In addition, I have several ongoing and completed projects on energy policy, with a particular focus on renewable energy. In a paper at Business and Politics, I argue that economists and engineers need to incorporate policy and politics into their understanding of innovation in low-carbon technology sources. In a paper at Energy Policy, I trace a political history of renewable energy laws in the United States. My coauthor and I examined the historical trajectory of policies supporting solar, wind, biofuels and electric vehicles at both the state and federal level. For each technology, we undertook two policy case studies. Examining this wide range of policies over the past several decades, we found a number of important political dynamics: immature technology is underestimated or misunderstood; large energy bills provide windows of opportunity for enactment; once enacted, policies are extended incrementally; there is increasing politicization as mature technology threatens incumbents. Given its far-reaching coverage of public policy including different technologies and policies, I expect that this article will be widely read and cited.
I have also spent the past four years mapping political resistance and wind energy across the United States. This project involves web-scraping and coding newspaper data on anti-wind actions and tying these events to specific wind energy projects.

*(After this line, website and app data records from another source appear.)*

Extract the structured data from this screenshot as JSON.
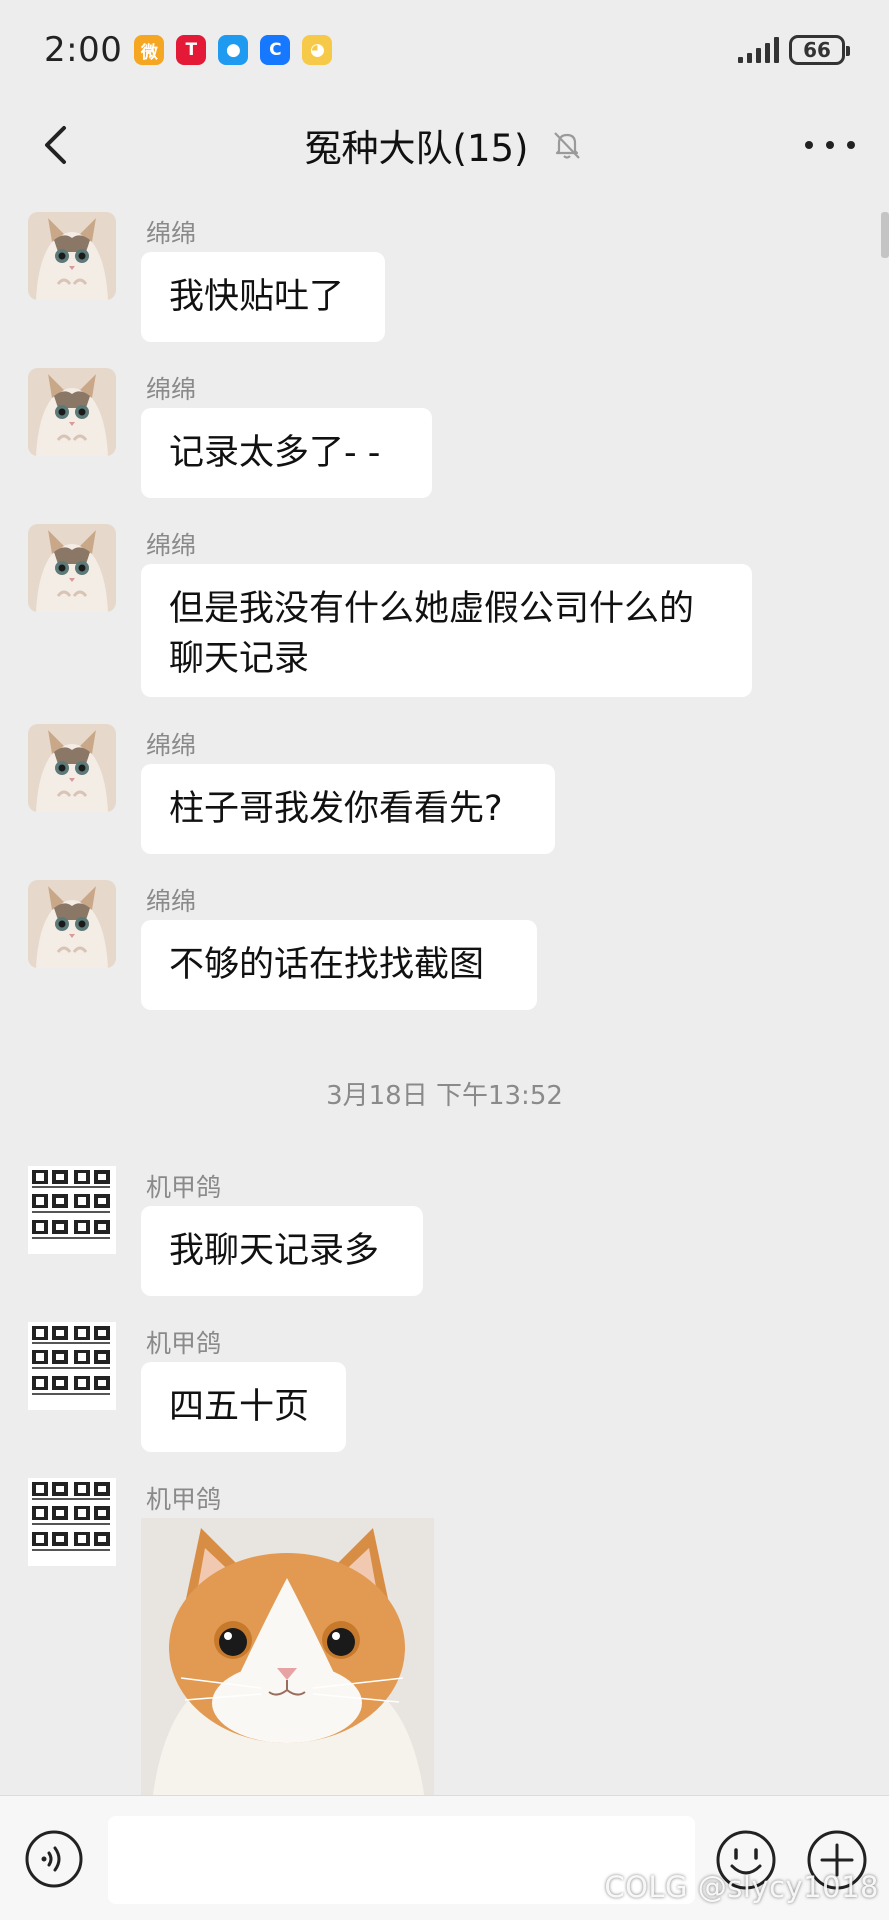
{
  "status_bar": {
    "time": "2:00",
    "battery": "66",
    "notification_icons": [
      "weibo-icon",
      "tesla-icon",
      "message-icon",
      "browser-icon",
      "game-icon"
    ]
  },
  "header": {
    "title": "冤种大队(15)"
  },
  "messages": [
    {
      "sender": "绵绵",
      "text": "我快贴吐了"
    },
    {
      "sender": "绵绵",
      "text": "记录太多了- -"
    },
    {
      "sender": "绵绵",
      "lines": [
        "但是我没有什么她虚假公司什么的",
        "聊天记录"
      ]
    },
    {
      "sender": "绵绵",
      "text": "柱子哥我发你看看先?"
    },
    {
      "sender": "绵绵",
      "text": "不够的话在找找截图"
    },
    {
      "sender": "机甲鸽",
      "text": "我聊天记录多"
    },
    {
      "sender": "机甲鸽",
      "text": "四五十页"
    },
    {
      "sender": "机甲鸽",
      "image": "orange-white-cat-photo"
    }
  ],
  "timestamp": "3月18日 下午13:52",
  "input_bar": {
    "placeholder": "",
    "watermark": "COLG @slycy1018"
  },
  "colors": {
    "background": "#ededed",
    "bubble": "#ffffff",
    "sender_name": "#8a8a8a"
  }
}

It is an ambitious data collection effort that I hope will result in prediction of where anti-wind actions are likely to occur and how to mitigate them. I plan to publish this research in a top broad interest journal.
Through several grants, I have also been working to understand public policy effectiveness related to the drought in California. Over the past three years, I have been gathering an original monthly dataset of all urban water districts in California. To date, my research has shown that increasing water prices does not drive conservation. Instead, other strategies, including relying on social norms, are more effective. I am also fielding a related public opinion survey to understand how individuals have responded to water policy in their districts. Together, I aim to publish this research in a top broad interest journal and disseminate the findings in Sacramento to improve water management in the state, particularly given climate change’s present and future impacts on water scarcity.